Information supplied:
▬▬▬▬▬▬▬▬▬▬

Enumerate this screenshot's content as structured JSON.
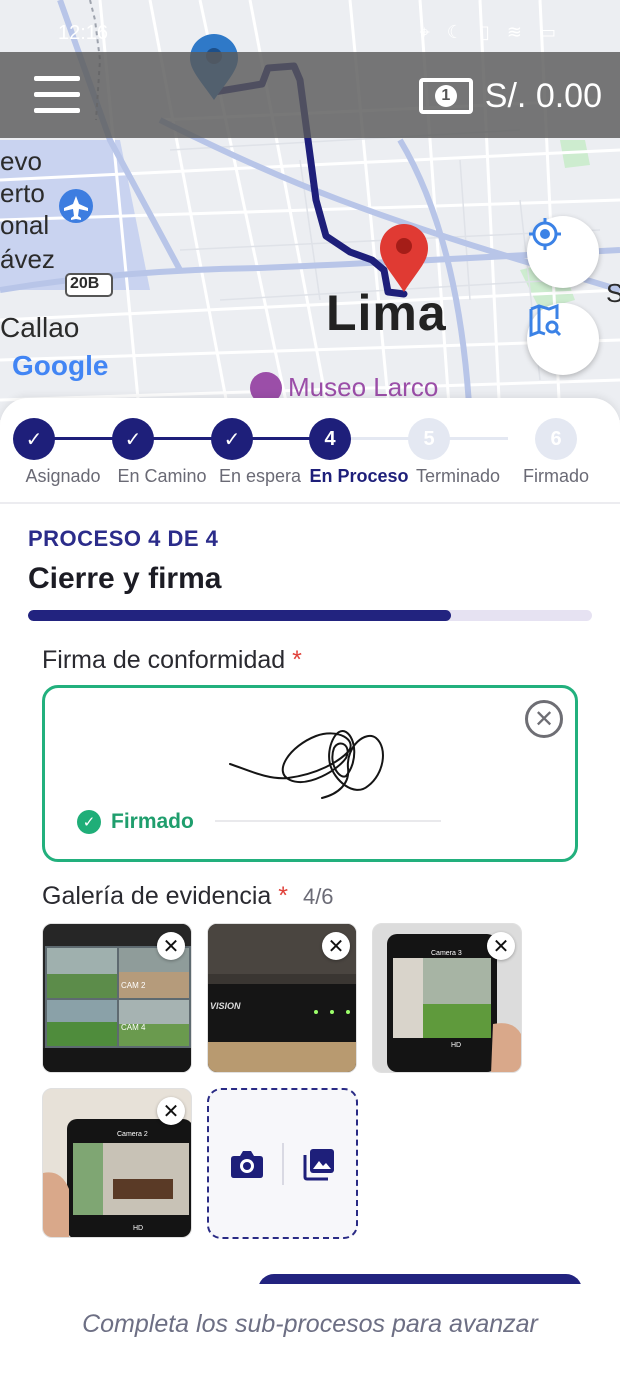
{
  "status_bar": {
    "time": "12:16"
  },
  "topbar": {
    "balance": "S/. 0.00",
    "money_icon_digit": "1"
  },
  "map": {
    "labels": [
      "evo",
      "erto",
      "onal",
      "ávez"
    ],
    "road_shield": "20B",
    "city": "Lima",
    "district": "Callao",
    "poi": "Museo Larco",
    "edge_letter": "S",
    "attribution": "Google"
  },
  "stepper": {
    "steps": [
      {
        "num": "1",
        "label": "Asignado",
        "state": "done"
      },
      {
        "num": "2",
        "label": "En Camino",
        "state": "done"
      },
      {
        "num": "3",
        "label": "En espera",
        "state": "done"
      },
      {
        "num": "4",
        "label": "En Proceso",
        "state": "active"
      },
      {
        "num": "5",
        "label": "Terminado",
        "state": "pending"
      },
      {
        "num": "6",
        "label": "Firmado",
        "state": "pending"
      }
    ]
  },
  "process": {
    "kicker": "PROCESO 4 DE 4",
    "title": "Cierre y firma",
    "progress_fraction": 0.75
  },
  "signature": {
    "label": "Firma de conformidad",
    "required_mark": "*",
    "status": "Firmado"
  },
  "gallery": {
    "label": "Galería de evidencia",
    "required_mark": "*",
    "count": "4/6",
    "images": [
      {
        "icon": "cctv-monitor-photo",
        "caption_a": "CAM 2",
        "caption_b": "CAM 4"
      },
      {
        "icon": "dvr-recorder-photo",
        "brand": "VISION"
      },
      {
        "icon": "phone-camera-app-photo",
        "app_title": "Camera 3",
        "quality": "HD"
      },
      {
        "icon": "phone-camera-app-photo",
        "app_title": "Camera 2",
        "quality": "HD"
      }
    ]
  },
  "footer": {
    "hint": "Completa los sub-procesos para avanzar"
  },
  "colors": {
    "primary": "#1e1f7a",
    "success": "#1fae78",
    "required": "#e0413a",
    "pending_step": "#e4e8f2"
  }
}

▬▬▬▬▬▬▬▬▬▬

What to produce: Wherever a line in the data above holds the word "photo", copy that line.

Output of the task:
        "icon": "cctv-monitor-photo",
        "icon": "dvr-recorder-photo",
        "icon": "phone-camera-app-photo",
        "icon": "phone-camera-app-photo",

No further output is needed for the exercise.